All of these scenes are well-done, but they’re pointless. The point of the roller coaster is to not think about anything but the roller coaster, which is what most moviegoers want, but it isn’t what “Star Trek” fans want. They want to think. They want it to make sense, and have meaning, and maybe even some poignancy. They want Kirk and Spock to be friends, sure, but not deep friends, not best buddies, before they’ve barely had an adventure together. Episodic TV allows you to build on friendship in a way that movies, even with their interminable sequels, do not.
Sure, Abrams and Paramount toss “Trek” fans some bones (no pun intended). Simon Pegg, who’s quite good, isn’t doing Scottish; he’s doing James Doohan doing Scottish. Anton Yelchin is doing Walter Koenig doing Russian. Similarly Urban and McCoy. We even get a “Damnit, I’m a doctor …” line. No Shatner imitations yet, though. And no Star Fleet sideburns. Shame. If they’re good enough for Neil Degrasse Tyson, they’re good enough for Chris Pine.
The movie, too, is basically a critique of the Bush administration after 9/11. Because we were attacked by one group (al Qaeda), we started a war with another (Iraq). Because Earth was attacked by one group (futuristic Romulans), Admiral Marcus (Peter Weller) wants to start a war with another (the Klingons). It’s up to Kirk, giving a speech before Star Fleet at the end, to warn everyone, mostly us, about the dangers inherent in revenge.

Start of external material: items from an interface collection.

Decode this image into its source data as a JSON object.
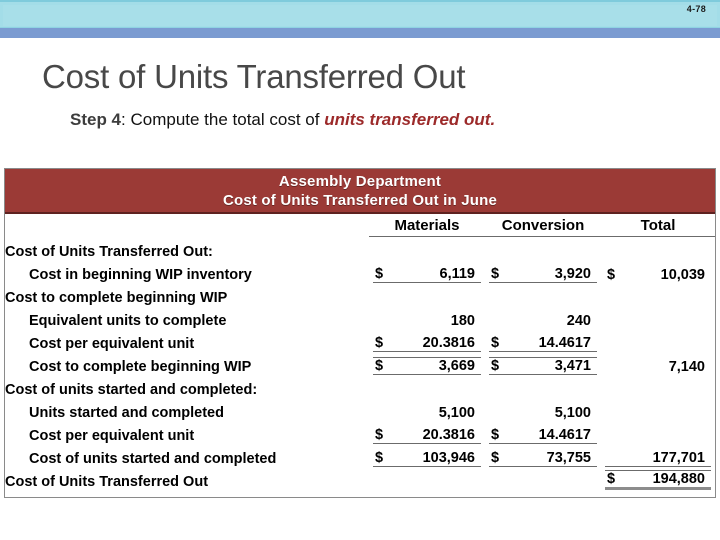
{
  "slide": {
    "number": "4-78",
    "title": "Cost of Units Transferred Out",
    "subtitle": {
      "lead": "Step 4",
      "middle": ": Compute the total cost of ",
      "emphasis": "units transferred out."
    }
  },
  "colors": {
    "banner_red": "#9B3A36",
    "band_cyan": "#A3DDE8",
    "band_blue": "#7B9BD1",
    "emphasis_red": "#9C2A2A",
    "title_gray": "#484848"
  },
  "exhibit": {
    "banner_line1": "Assembly Department",
    "banner_line2": "Cost of Units Transferred Out in June",
    "columns": [
      "Materials",
      "Conversion",
      "Total"
    ],
    "rows": [
      {
        "type": "section",
        "label": "Cost of Units Transferred Out:",
        "materials": "",
        "conversion": "",
        "total": ""
      },
      {
        "type": "data",
        "indent": true,
        "label": "Cost in beginning WIP inventory",
        "materials_cur": "$",
        "materials": "6,119",
        "conversion_cur": "$",
        "conversion": "3,920",
        "total_cur": "$",
        "total": "10,039",
        "rule": "under-mat-conv"
      },
      {
        "type": "section",
        "label": "Cost to complete beginning WIP",
        "materials": "",
        "conversion": "",
        "total": ""
      },
      {
        "type": "data",
        "indent": true,
        "label": "Equivalent units to complete",
        "materials_cur": "",
        "materials": "180",
        "conversion_cur": "",
        "conversion": "240",
        "total_cur": "",
        "total": ""
      },
      {
        "type": "data",
        "indent": true,
        "label": "Cost per equivalent unit",
        "materials_cur": "$",
        "materials": "20.3816",
        "conversion_cur": "$",
        "conversion": "14.4617",
        "total_cur": "",
        "total": "",
        "rule": "under-mat-conv"
      },
      {
        "type": "data",
        "indent": true,
        "label": "Cost to complete beginning WIP",
        "materials_cur": "$",
        "materials": "3,669",
        "conversion_cur": "$",
        "conversion": "3,471",
        "total_cur": "",
        "total": "7,140",
        "rule": "under-mat-conv"
      },
      {
        "type": "section",
        "label": "Cost of units started and completed:",
        "materials": "",
        "conversion": "",
        "total": ""
      },
      {
        "type": "data",
        "indent": true,
        "label": "Units started and completed",
        "materials_cur": "",
        "materials": "5,100",
        "conversion_cur": "",
        "conversion": "5,100",
        "total_cur": "",
        "total": ""
      },
      {
        "type": "data",
        "indent": true,
        "label": "Cost per equivalent unit",
        "materials_cur": "$",
        "materials": "20.3816",
        "conversion_cur": "$",
        "conversion": "14.4617",
        "total_cur": "",
        "total": "",
        "rule": "under-mat-conv"
      },
      {
        "type": "data",
        "indent": true,
        "label": "Cost of units started and completed",
        "materials_cur": "$",
        "materials": "103,946",
        "conversion_cur": "$",
        "conversion": "73,755",
        "total_cur": "",
        "total": "177,701",
        "rule": "under-mat-conv-total"
      },
      {
        "type": "total",
        "label": "Cost of Units Transferred Out",
        "materials_cur": "",
        "materials": "",
        "conversion_cur": "",
        "conversion": "",
        "total_cur": "$",
        "total": "194,880",
        "rule": "grand-total"
      }
    ]
  }
}
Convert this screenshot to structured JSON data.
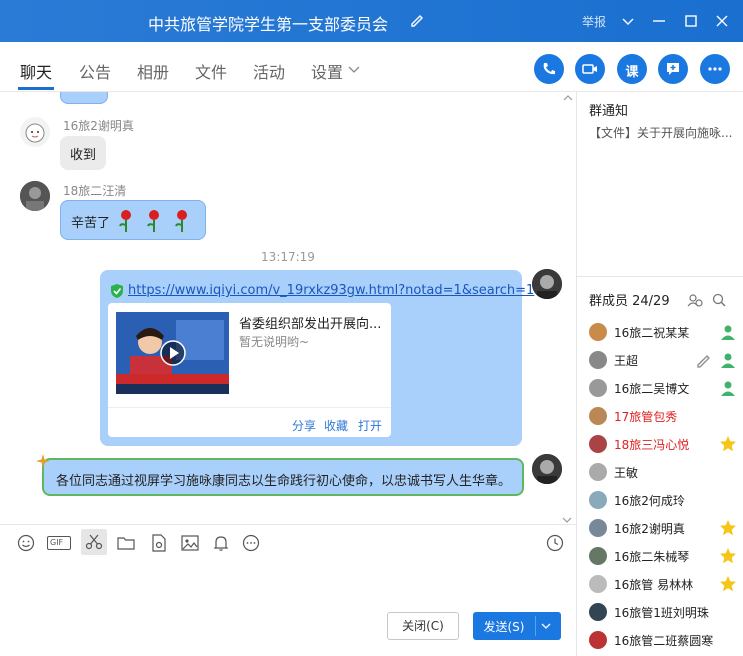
{
  "window": {
    "title": "中共旅管学院学生第一支部委员会",
    "report_label": "举报"
  },
  "tabs": [
    {
      "label": "聊天"
    },
    {
      "label": "公告"
    },
    {
      "label": "相册"
    },
    {
      "label": "文件"
    },
    {
      "label": "活动"
    },
    {
      "label": "设置"
    }
  ],
  "header_actions": {
    "lesson_label": "课"
  },
  "chat": {
    "messages": [
      {
        "sender": "16旅2谢明真",
        "text": "收到"
      },
      {
        "sender": "18旅二汪清",
        "text": "辛苦了"
      }
    ],
    "timestamp": "13:17:19",
    "link_message": {
      "url": "https://www.iqiyi.com/v_19rxkz93gw.html?notad=1&search=1",
      "card_title": "省委组织部发出开展向...",
      "card_desc": "暂无说明哟~",
      "actions": [
        "分享",
        "收藏",
        "打开"
      ]
    },
    "banner_message": "各位同志通过视屏学习施咏康同志以生命践行初心使命，以忠诚书写人生华章。"
  },
  "composer": {
    "gif_label": "GIF",
    "close_label": "关闭(C)",
    "send_label": "发送(S)"
  },
  "sidebar": {
    "notice_title": "群通知",
    "notice_text": "【文件】关于开展向施咏...",
    "members_title": "群成员 24/29",
    "members": [
      {
        "name": "16旅二祝某某",
        "color": "#222222",
        "badge": "admin-icon"
      },
      {
        "name": "王超",
        "color": "#222222",
        "badge": "admin-icon"
      },
      {
        "name": "16旅二吴博文",
        "color": "#222222",
        "badge": "admin-icon"
      },
      {
        "name": "17旅管包秀",
        "color": "#e02020",
        "badge": ""
      },
      {
        "name": "18旅三冯心悦",
        "color": "#e02020",
        "badge": "star-icon"
      },
      {
        "name": "王敏",
        "color": "#222222",
        "badge": ""
      },
      {
        "name": "16旅2何成玲",
        "color": "#222222",
        "badge": ""
      },
      {
        "name": "16旅2谢明真",
        "color": "#222222",
        "badge": "star-icon"
      },
      {
        "name": "16旅二朱械琴",
        "color": "#222222",
        "badge": "star-icon"
      },
      {
        "name": "16旅管 易林林",
        "color": "#222222",
        "badge": "star-icon"
      },
      {
        "name": "16旅管1班刘明珠",
        "color": "#222222",
        "badge": ""
      },
      {
        "name": "16旅管二班蔡圆寒",
        "color": "#222222",
        "badge": ""
      }
    ]
  }
}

But the rest? Uhura (Zoe Saldana), despite the Klingon language skills, is wasted, spending most of her time bitching about Spock acting like Spock. And do we get any rationale for why Spock is doing what he’s doing? Why the relationship with Uhura, and why the anger at Khan, and why does he need Uhura to stop him from killing Khan? Is his half-human side that strong in this alternative universe? And is it because the planet Vulcan is no more? And what of that? How many members of the Vulcan species are left? Wouldn’t this small fact alter his trajectory a bit, get him off the Enterprise maybe, doing something else? Wouldn’t it give him a different girlfriend? (No offense, Zoe.) Doesn’t it make sense for Spock to want to propagate his species now that they’re nearly extinct? Or at least consider doing so? Or at least talk about it with someone?
What was it like for Kirk to die as long as he died? Spock, mind-melding with a dying Christopher Pike (Bruce Greenwood), said he felt, from Pike, four things: anger, confusion, loneliness and fear. No calm? No moving toward the light? Can Kirk confirm? Isn’t that the “Darkness” in the title? Can someone talk about any of this in a meaningful way?
Of course not. That would slow down the roller coaster ride and we can’t have that. “Star Trek” fans, who want to think, are few, and popcorn crunchers, who just want the roller-coaster ride, are many. And as Mr. Spock told us here and in the original “Star Trek II,” and as J.J. Abrams and Paramount executives and all of the numbers-crunchers in Hollywood surely believe, the needs of the many outweigh the needs of the few.
May 19, 2013
© 2013 Erik Lundegaard